BEGIN
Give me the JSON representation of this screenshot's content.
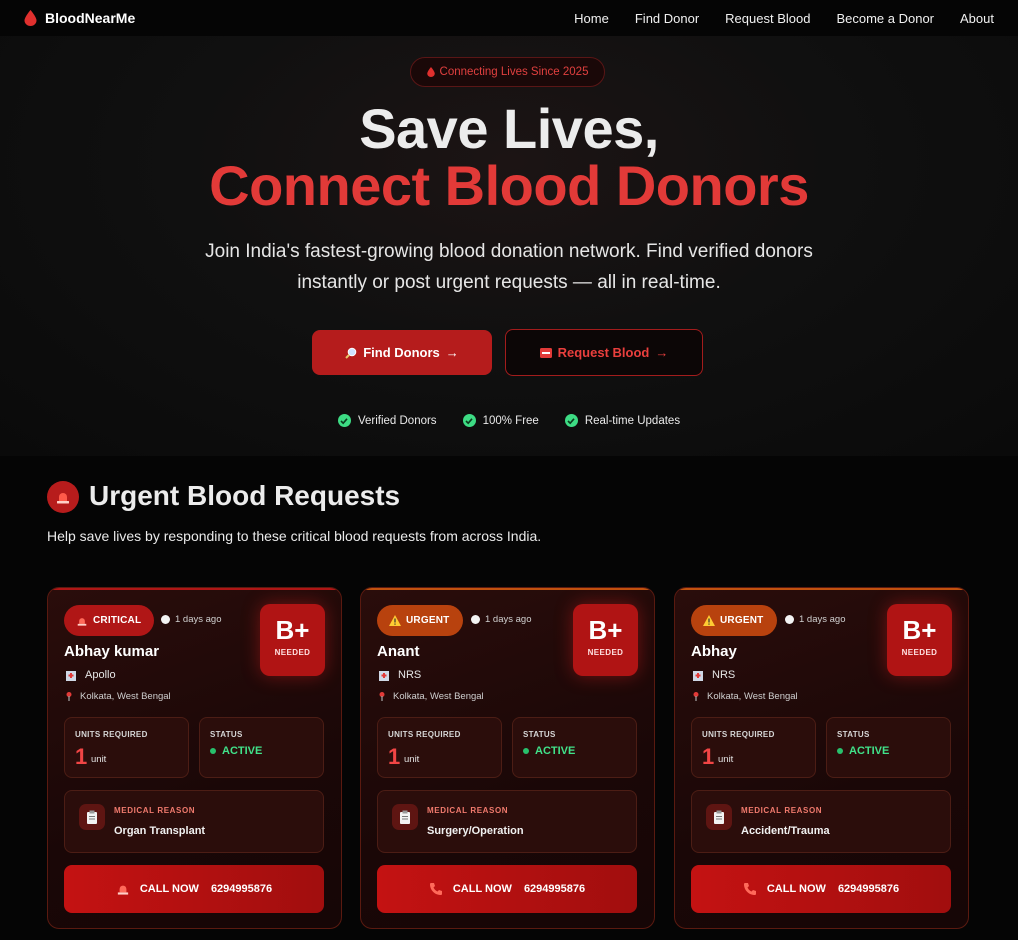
{
  "nav": {
    "brand": "BloodNearMe",
    "links": [
      "Home",
      "Find Donor",
      "Request Blood",
      "Become a Donor",
      "About"
    ]
  },
  "hero": {
    "pill": "Connecting Lives Since 2025",
    "title_line1": "Save Lives,",
    "title_line2": "Connect Blood Donors",
    "subtitle": "Join India's fastest-growing blood donation network. Find verified donors instantly or post urgent requests — all in real-time.",
    "find_button": "Find Donors",
    "request_button": "Request Blood",
    "features": [
      "Verified Donors",
      "100% Free",
      "Real-time Updates"
    ]
  },
  "urgent": {
    "title": "Urgent Blood Requests",
    "subtitle": "Help save lives by responding to these critical blood requests from across India.",
    "units_label": "UNITS REQUIRED",
    "status_label": "STATUS",
    "reason_label": "MEDICAL REASON",
    "needed_label": "NEEDED",
    "call_label": "CALL NOW",
    "cards": [
      {
        "badge": "CRITICAL",
        "time": "1 days ago",
        "name": "Abhay kumar",
        "hospital": "Apollo",
        "location": "Kolkata, West Bengal",
        "blood_type": "B+",
        "units": "1",
        "unit_text": "unit",
        "status": "ACTIVE",
        "reason": "Organ Transplant",
        "phone": "6294995876"
      },
      {
        "badge": "URGENT",
        "time": "1 days ago",
        "name": "Anant",
        "hospital": "NRS",
        "location": "Kolkata, West Bengal",
        "blood_type": "B+",
        "units": "1",
        "unit_text": "unit",
        "status": "ACTIVE",
        "reason": "Surgery/Operation",
        "phone": "6294995876"
      },
      {
        "badge": "URGENT",
        "time": "1 days ago",
        "name": "Abhay",
        "hospital": "NRS",
        "location": "Kolkata, West Bengal",
        "blood_type": "B+",
        "units": "1",
        "unit_text": "unit",
        "status": "ACTIVE",
        "reason": "Accident/Trauma",
        "phone": "6294995876"
      }
    ]
  },
  "colors": {
    "accent_red": "#e23a38",
    "critical": "#b01616",
    "urgent": "#b8420e",
    "active_green": "#41e28a"
  }
}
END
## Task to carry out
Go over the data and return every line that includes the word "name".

## Solution for this task
        "name": "Abhay kumar",
        "name": "Anant",
        "name": "Abhay",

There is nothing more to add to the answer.